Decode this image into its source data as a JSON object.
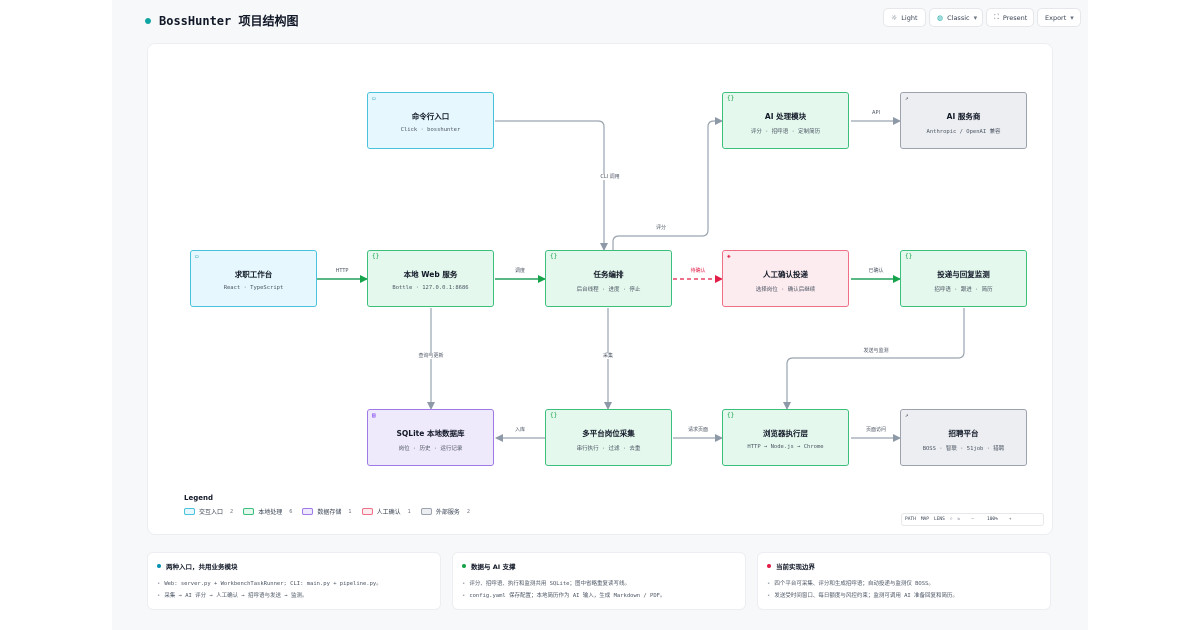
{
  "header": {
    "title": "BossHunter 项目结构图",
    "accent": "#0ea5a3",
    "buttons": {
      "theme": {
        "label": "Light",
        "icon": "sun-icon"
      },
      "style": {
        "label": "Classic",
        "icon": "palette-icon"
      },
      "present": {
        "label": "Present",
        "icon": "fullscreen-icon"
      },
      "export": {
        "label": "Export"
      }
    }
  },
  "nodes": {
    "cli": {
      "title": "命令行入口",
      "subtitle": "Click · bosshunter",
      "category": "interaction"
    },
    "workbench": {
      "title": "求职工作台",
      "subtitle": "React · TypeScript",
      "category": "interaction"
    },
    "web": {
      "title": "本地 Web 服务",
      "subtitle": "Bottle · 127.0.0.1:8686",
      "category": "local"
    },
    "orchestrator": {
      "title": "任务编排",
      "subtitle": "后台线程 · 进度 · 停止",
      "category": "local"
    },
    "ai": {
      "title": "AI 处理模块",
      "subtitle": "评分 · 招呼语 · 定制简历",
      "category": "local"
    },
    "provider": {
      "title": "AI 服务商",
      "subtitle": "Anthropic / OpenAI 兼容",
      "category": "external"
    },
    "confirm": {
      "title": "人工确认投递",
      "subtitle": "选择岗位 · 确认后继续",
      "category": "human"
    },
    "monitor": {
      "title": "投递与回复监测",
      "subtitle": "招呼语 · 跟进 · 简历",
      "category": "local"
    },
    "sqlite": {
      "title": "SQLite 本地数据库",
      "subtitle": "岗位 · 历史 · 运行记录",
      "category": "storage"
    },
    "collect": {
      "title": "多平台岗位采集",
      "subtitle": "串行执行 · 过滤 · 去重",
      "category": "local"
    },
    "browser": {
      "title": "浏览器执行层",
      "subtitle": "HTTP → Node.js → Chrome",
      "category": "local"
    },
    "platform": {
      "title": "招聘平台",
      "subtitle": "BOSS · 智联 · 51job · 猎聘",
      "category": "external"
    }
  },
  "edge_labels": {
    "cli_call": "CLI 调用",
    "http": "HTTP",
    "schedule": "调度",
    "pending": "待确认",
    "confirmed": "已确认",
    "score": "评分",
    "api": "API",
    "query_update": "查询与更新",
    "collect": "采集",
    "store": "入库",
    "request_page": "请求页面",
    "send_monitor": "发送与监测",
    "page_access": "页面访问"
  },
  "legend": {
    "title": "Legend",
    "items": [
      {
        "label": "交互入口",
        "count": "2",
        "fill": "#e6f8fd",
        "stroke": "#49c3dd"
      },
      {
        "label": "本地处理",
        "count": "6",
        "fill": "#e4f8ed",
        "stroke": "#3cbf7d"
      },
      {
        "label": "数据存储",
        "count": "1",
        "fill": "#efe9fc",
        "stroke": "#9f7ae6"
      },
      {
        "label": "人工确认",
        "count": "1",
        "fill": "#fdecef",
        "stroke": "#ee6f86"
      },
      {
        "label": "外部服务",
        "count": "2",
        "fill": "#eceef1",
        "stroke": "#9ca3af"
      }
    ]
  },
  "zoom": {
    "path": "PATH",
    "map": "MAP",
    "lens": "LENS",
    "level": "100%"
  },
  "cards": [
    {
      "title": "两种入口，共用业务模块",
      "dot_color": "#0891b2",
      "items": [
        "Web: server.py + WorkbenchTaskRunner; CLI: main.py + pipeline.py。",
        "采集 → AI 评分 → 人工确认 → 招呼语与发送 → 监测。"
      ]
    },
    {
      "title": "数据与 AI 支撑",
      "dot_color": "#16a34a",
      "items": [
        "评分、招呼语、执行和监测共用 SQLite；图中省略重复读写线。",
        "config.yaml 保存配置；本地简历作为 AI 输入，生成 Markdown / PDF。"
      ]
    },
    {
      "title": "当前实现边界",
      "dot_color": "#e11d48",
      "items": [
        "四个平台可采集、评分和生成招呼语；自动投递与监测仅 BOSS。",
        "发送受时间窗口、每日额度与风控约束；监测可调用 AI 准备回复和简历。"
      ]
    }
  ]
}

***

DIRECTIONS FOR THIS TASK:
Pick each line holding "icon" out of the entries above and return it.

TASK RESPONSE:
        "icon": "sun-icon"
        "icon": "palette-icon"
        "icon": "fullscreen-icon"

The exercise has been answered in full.